● Prompt:
Count up the lines below in which the string "share" appears. The reply should be that number alone.

[Data about app and page elements]
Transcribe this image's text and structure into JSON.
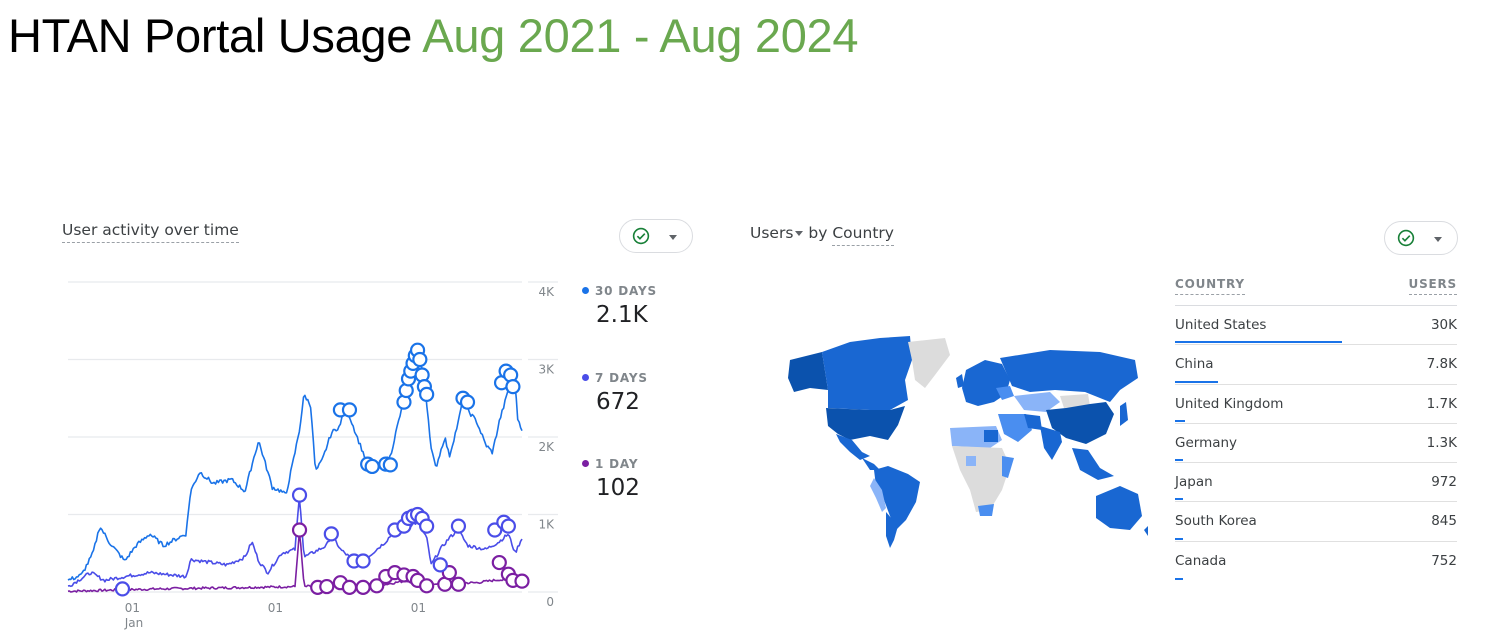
{
  "page": {
    "title_main": "HTAN Portal Usage",
    "title_range": "Aug 2021 - Aug 2024",
    "range_color": "#6aa84f"
  },
  "activity_card": {
    "title": "User activity over time",
    "status_icon": "check-circle-icon",
    "status_color": "#188038",
    "menu_icon": "caret-down-icon",
    "legend": [
      {
        "label": "30 DAYS",
        "value": "2.1K",
        "color": "#1a73e8"
      },
      {
        "label": "7 DAYS",
        "value": "672",
        "color": "#4a4de8"
      },
      {
        "label": "1 DAY",
        "value": "102",
        "color": "#7b1fa2"
      }
    ]
  },
  "country_card": {
    "title_metric": "Users",
    "title_connector": "by",
    "title_dimension": "Country",
    "status_icon": "check-circle-icon",
    "menu_icon": "caret-down-icon",
    "table": {
      "headers": [
        "COUNTRY",
        "USERS"
      ],
      "rows": [
        {
          "country": "United States",
          "users": "30K",
          "share": 1.0
        },
        {
          "country": "China",
          "users": "7.8K",
          "share": 0.26
        },
        {
          "country": "United Kingdom",
          "users": "1.7K",
          "share": 0.057
        },
        {
          "country": "Germany",
          "users": "1.3K",
          "share": 0.043
        },
        {
          "country": "Japan",
          "users": "972",
          "share": 0.032
        },
        {
          "country": "South Korea",
          "users": "845",
          "share": 0.028
        },
        {
          "country": "Canada",
          "users": "752",
          "share": 0.025
        }
      ]
    },
    "map": {
      "type": "choropleth",
      "darkest": [
        "United States",
        "China",
        "Alaska"
      ],
      "colors": {
        "dark": "#0b52ad",
        "mid": "#1967d2",
        "light": "#4a8ef0",
        "lighter": "#8ab4f8",
        "none": "#dcdcdc"
      }
    }
  },
  "chart_data": {
    "type": "line",
    "title": "User activity over time",
    "xlabel": "",
    "ylabel": "",
    "x_ticks": [
      {
        "label": "01",
        "sublabel": "Jan",
        "t": 0.125
      },
      {
        "label": "01",
        "sublabel": "",
        "t": 0.44
      },
      {
        "label": "01",
        "sublabel": "",
        "t": 0.755
      }
    ],
    "y_ticks": [
      "0",
      "1K",
      "2K",
      "3K",
      "4K"
    ],
    "ylim": [
      0,
      4000
    ],
    "grid": true,
    "legend_position": "right",
    "x_domain": "Aug 2021 - Aug 2024 (normalized 0-1)",
    "series": [
      {
        "name": "30 DAYS",
        "color": "#1a73e8",
        "points": [
          [
            0,
            150
          ],
          [
            0.03,
            220
          ],
          [
            0.055,
            500
          ],
          [
            0.07,
            850
          ],
          [
            0.09,
            650
          ],
          [
            0.125,
            400
          ],
          [
            0.15,
            600
          ],
          [
            0.18,
            750
          ],
          [
            0.21,
            600
          ],
          [
            0.26,
            750
          ],
          [
            0.27,
            1300
          ],
          [
            0.29,
            1550
          ],
          [
            0.32,
            1400
          ],
          [
            0.36,
            1450
          ],
          [
            0.39,
            1300
          ],
          [
            0.41,
            1750
          ],
          [
            0.42,
            1950
          ],
          [
            0.435,
            1650
          ],
          [
            0.45,
            1350
          ],
          [
            0.47,
            1300
          ],
          [
            0.48,
            1250
          ],
          [
            0.5,
            1800
          ],
          [
            0.51,
            2100
          ],
          [
            0.52,
            2550
          ],
          [
            0.535,
            2400
          ],
          [
            0.545,
            1550
          ],
          [
            0.56,
            1700
          ],
          [
            0.58,
            2050
          ],
          [
            0.6,
            2150
          ],
          [
            0.605,
            2300
          ],
          [
            0.615,
            2350
          ],
          [
            0.64,
            1950
          ],
          [
            0.66,
            1650
          ],
          [
            0.68,
            1600
          ],
          [
            0.71,
            1750
          ],
          [
            0.73,
            2250
          ],
          [
            0.75,
            2650
          ],
          [
            0.76,
            2950
          ],
          [
            0.77,
            3100
          ],
          [
            0.785,
            2750
          ],
          [
            0.8,
            1850
          ],
          [
            0.81,
            1600
          ],
          [
            0.83,
            2000
          ],
          [
            0.84,
            1750
          ],
          [
            0.86,
            2200
          ],
          [
            0.87,
            2500
          ],
          [
            0.88,
            2350
          ],
          [
            0.9,
            2200
          ],
          [
            0.92,
            1900
          ],
          [
            0.935,
            1800
          ],
          [
            0.95,
            2200
          ],
          [
            0.965,
            2500
          ],
          [
            0.975,
            2750
          ],
          [
            0.985,
            2700
          ],
          [
            0.99,
            2250
          ],
          [
            1.0,
            2100
          ]
        ]
      },
      {
        "name": "7 DAYS",
        "color": "#4a4de8",
        "points": [
          [
            0,
            70
          ],
          [
            0.05,
            250
          ],
          [
            0.08,
            150
          ],
          [
            0.125,
            200
          ],
          [
            0.18,
            250
          ],
          [
            0.26,
            200
          ],
          [
            0.27,
            420
          ],
          [
            0.35,
            350
          ],
          [
            0.39,
            450
          ],
          [
            0.405,
            650
          ],
          [
            0.42,
            400
          ],
          [
            0.44,
            250
          ],
          [
            0.47,
            500
          ],
          [
            0.5,
            550
          ],
          [
            0.51,
            1250
          ],
          [
            0.52,
            450
          ],
          [
            0.57,
            600
          ],
          [
            0.58,
            750
          ],
          [
            0.6,
            550
          ],
          [
            0.63,
            400
          ],
          [
            0.66,
            450
          ],
          [
            0.7,
            650
          ],
          [
            0.72,
            800
          ],
          [
            0.75,
            850
          ],
          [
            0.77,
            900
          ],
          [
            0.79,
            700
          ],
          [
            0.8,
            350
          ],
          [
            0.82,
            550
          ],
          [
            0.84,
            700
          ],
          [
            0.86,
            800
          ],
          [
            0.88,
            600
          ],
          [
            0.92,
            550
          ],
          [
            0.95,
            650
          ],
          [
            0.97,
            750
          ],
          [
            0.985,
            500
          ],
          [
            1.0,
            700
          ]
        ]
      },
      {
        "name": "1 DAY",
        "color": "#7b1fa2",
        "points": [
          [
            0,
            10
          ],
          [
            0.1,
            25
          ],
          [
            0.2,
            40
          ],
          [
            0.3,
            50
          ],
          [
            0.4,
            60
          ],
          [
            0.5,
            70
          ],
          [
            0.51,
            800
          ],
          [
            0.52,
            70
          ],
          [
            0.6,
            90
          ],
          [
            0.7,
            100
          ],
          [
            0.75,
            150
          ],
          [
            0.8,
            110
          ],
          [
            0.9,
            120
          ],
          [
            0.95,
            160
          ],
          [
            1.0,
            102
          ]
        ]
      }
    ],
    "annotations": {
      "30 DAYS": [
        [
          0.6,
          2350
        ],
        [
          0.62,
          2350
        ],
        [
          0.66,
          1650
        ],
        [
          0.67,
          1620
        ],
        [
          0.7,
          1650
        ],
        [
          0.71,
          1640
        ],
        [
          0.74,
          2450
        ],
        [
          0.745,
          2600
        ],
        [
          0.75,
          2750
        ],
        [
          0.755,
          2850
        ],
        [
          0.76,
          2950
        ],
        [
          0.765,
          3050
        ],
        [
          0.77,
          3120
        ],
        [
          0.775,
          3000
        ],
        [
          0.78,
          2800
        ],
        [
          0.785,
          2650
        ],
        [
          0.79,
          2550
        ],
        [
          0.87,
          2500
        ],
        [
          0.88,
          2450
        ],
        [
          0.955,
          2700
        ],
        [
          0.965,
          2850
        ],
        [
          0.975,
          2800
        ],
        [
          0.98,
          2650
        ]
      ],
      "7 DAYS": [
        [
          0.12,
          40
        ],
        [
          0.51,
          1250
        ],
        [
          0.58,
          750
        ],
        [
          0.63,
          400
        ],
        [
          0.65,
          400
        ],
        [
          0.72,
          800
        ],
        [
          0.74,
          850
        ],
        [
          0.75,
          950
        ],
        [
          0.76,
          980
        ],
        [
          0.77,
          1000
        ],
        [
          0.78,
          950
        ],
        [
          0.79,
          850
        ],
        [
          0.82,
          350
        ],
        [
          0.86,
          850
        ],
        [
          0.94,
          800
        ],
        [
          0.96,
          900
        ],
        [
          0.97,
          850
        ]
      ],
      "1 DAY": [
        [
          0.51,
          800
        ],
        [
          0.55,
          60
        ],
        [
          0.57,
          70
        ],
        [
          0.6,
          120
        ],
        [
          0.62,
          60
        ],
        [
          0.65,
          60
        ],
        [
          0.68,
          80
        ],
        [
          0.7,
          200
        ],
        [
          0.72,
          250
        ],
        [
          0.74,
          220
        ],
        [
          0.76,
          200
        ],
        [
          0.77,
          150
        ],
        [
          0.79,
          80
        ],
        [
          0.83,
          100
        ],
        [
          0.84,
          250
        ],
        [
          0.86,
          100
        ],
        [
          0.95,
          380
        ],
        [
          0.97,
          230
        ],
        [
          0.98,
          150
        ],
        [
          1.0,
          140
        ]
      ]
    }
  }
}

● Written solution:
7